Sometime that day, my mind created a new meaning of death. A meaning that has stuck with me through all these years. A meaning I can physically feel like the pangs of hunger in my belly. Death is emptiness. And today, I feel so empty.
It’s been a few days since the body was found not far from my new house. I didn’t know her. But I had passed the scene of her death so many times before. Strange how we never sense how a place is going to feel suddenly different one day. Strange how hungry I felt after finding out about her death. Strange how I could smell strawberry cream all night as I thought about her last moments.
Sometimes I think death follows me around wherever I go. And I know I shouldn’t feel that way. It can’t be true. I’ve been fortunate, never really lost a loved one out of the blue. I’ve never seen anyone die.
But I can feel death. I can feel it every night right before I fall asleep. I can feel it every time it rains in August. I can feel it every time I walk past my old home. I want this feeling to go away but the more I wish for it, the more it seeps into my pores like a layer of grease settling over water. Impenetrable. Like a trap.
I want to go on a walk but I don’t want to feel her death anymore. I don’t want to pass the spot where she lay for days before they found her.

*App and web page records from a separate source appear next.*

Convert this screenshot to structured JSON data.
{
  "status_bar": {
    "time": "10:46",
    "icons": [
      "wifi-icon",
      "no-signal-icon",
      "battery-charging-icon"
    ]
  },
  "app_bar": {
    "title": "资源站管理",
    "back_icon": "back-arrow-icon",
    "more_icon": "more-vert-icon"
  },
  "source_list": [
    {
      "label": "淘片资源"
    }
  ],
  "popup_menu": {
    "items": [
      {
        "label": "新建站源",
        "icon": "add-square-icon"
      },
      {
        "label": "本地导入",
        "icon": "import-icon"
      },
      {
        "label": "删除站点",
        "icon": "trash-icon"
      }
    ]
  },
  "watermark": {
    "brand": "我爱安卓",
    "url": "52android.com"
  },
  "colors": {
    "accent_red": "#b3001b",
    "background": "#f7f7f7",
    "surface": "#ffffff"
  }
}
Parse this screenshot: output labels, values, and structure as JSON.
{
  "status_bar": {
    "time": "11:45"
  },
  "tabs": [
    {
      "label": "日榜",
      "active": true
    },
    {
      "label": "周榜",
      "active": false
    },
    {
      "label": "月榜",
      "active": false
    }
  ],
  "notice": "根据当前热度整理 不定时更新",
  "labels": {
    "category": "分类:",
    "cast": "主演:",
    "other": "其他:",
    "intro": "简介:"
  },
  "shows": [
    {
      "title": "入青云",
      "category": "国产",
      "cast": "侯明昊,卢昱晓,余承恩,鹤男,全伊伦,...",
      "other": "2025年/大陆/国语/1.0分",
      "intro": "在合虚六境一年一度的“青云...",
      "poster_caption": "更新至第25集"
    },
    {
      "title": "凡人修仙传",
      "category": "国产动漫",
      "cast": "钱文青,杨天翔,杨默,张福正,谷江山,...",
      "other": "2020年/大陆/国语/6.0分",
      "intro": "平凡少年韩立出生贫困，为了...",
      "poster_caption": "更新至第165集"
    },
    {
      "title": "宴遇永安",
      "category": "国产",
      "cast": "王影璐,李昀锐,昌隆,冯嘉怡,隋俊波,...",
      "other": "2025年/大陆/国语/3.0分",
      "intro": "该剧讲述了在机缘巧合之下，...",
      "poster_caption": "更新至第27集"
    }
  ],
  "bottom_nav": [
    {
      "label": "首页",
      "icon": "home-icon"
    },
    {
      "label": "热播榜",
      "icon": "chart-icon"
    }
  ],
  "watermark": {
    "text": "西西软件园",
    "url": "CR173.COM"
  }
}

I don’t want to fear bumping into her murderer on the way.
I want to move again.